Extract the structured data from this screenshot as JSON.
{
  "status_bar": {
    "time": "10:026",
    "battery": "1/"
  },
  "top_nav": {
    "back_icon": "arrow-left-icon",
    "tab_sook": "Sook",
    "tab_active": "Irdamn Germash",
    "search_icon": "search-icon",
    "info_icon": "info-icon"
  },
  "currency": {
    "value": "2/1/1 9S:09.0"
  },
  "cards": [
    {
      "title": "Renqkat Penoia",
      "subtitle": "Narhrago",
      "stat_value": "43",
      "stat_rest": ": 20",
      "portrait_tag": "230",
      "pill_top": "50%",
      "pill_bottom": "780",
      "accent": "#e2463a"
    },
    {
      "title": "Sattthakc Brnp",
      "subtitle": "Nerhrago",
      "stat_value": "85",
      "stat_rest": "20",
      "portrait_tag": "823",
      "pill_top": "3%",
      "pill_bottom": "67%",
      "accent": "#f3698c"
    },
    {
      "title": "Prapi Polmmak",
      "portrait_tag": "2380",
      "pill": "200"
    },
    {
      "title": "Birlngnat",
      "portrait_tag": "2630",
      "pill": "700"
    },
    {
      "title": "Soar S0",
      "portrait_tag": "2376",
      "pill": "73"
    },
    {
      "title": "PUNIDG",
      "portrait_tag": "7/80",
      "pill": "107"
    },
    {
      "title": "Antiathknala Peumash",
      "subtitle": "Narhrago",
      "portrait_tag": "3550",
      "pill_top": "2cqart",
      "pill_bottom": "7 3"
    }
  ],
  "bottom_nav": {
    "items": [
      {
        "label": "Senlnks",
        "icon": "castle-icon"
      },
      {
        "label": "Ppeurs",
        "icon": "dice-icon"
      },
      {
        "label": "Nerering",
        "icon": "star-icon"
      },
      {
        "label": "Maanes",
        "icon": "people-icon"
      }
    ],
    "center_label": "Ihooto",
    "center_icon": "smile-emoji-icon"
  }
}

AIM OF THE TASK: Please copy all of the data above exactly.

EXERCISE RESULT:
Extract the structured data from this screenshot as JSON.
{
  "status_bar": {
    "time": "10:026",
    "battery": "1/"
  },
  "top_nav": {
    "back_icon": "arrow-left-icon",
    "tab_sook": "Sook",
    "tab_active": "Irdamn Germash",
    "search_icon": "search-icon",
    "info_icon": "info-icon"
  },
  "currency": {
    "value": "2/1/1 9S:09.0"
  },
  "cards": [
    {
      "title": "Renqkat Penoia",
      "subtitle": "Narhrago",
      "stat_value": "43",
      "stat_rest": ": 20",
      "portrait_tag": "230",
      "pill_top": "50%",
      "pill_bottom": "780",
      "accent": "#e2463a"
    },
    {
      "title": "Sattthakc Brnp",
      "subtitle": "Nerhrago",
      "stat_value": "85",
      "stat_rest": "20",
      "portrait_tag": "823",
      "pill_top": "3%",
      "pill_bottom": "67%",
      "accent": "#f3698c"
    },
    {
      "title": "Prapi Polmmak",
      "portrait_tag": "2380",
      "pill": "200"
    },
    {
      "title": "Birlngnat",
      "portrait_tag": "2630",
      "pill": "700"
    },
    {
      "title": "Soar S0",
      "portrait_tag": "2376",
      "pill": "73"
    },
    {
      "title": "PUNIDG",
      "portrait_tag": "7/80",
      "pill": "107"
    },
    {
      "title": "Antiathknala Peumash",
      "subtitle": "Narhrago",
      "portrait_tag": "3550",
      "pill_top": "2cqart",
      "pill_bottom": "7 3"
    }
  ],
  "bottom_nav": {
    "items": [
      {
        "label": "Senlnks",
        "icon": "castle-icon"
      },
      {
        "label": "Ppeurs",
        "icon": "dice-icon"
      },
      {
        "label": "Nerering",
        "icon": "star-icon"
      },
      {
        "label": "Maanes",
        "icon": "people-icon"
      }
    ],
    "center_label": "Ihooto",
    "center_icon": "smile-emoji-icon"
  }
}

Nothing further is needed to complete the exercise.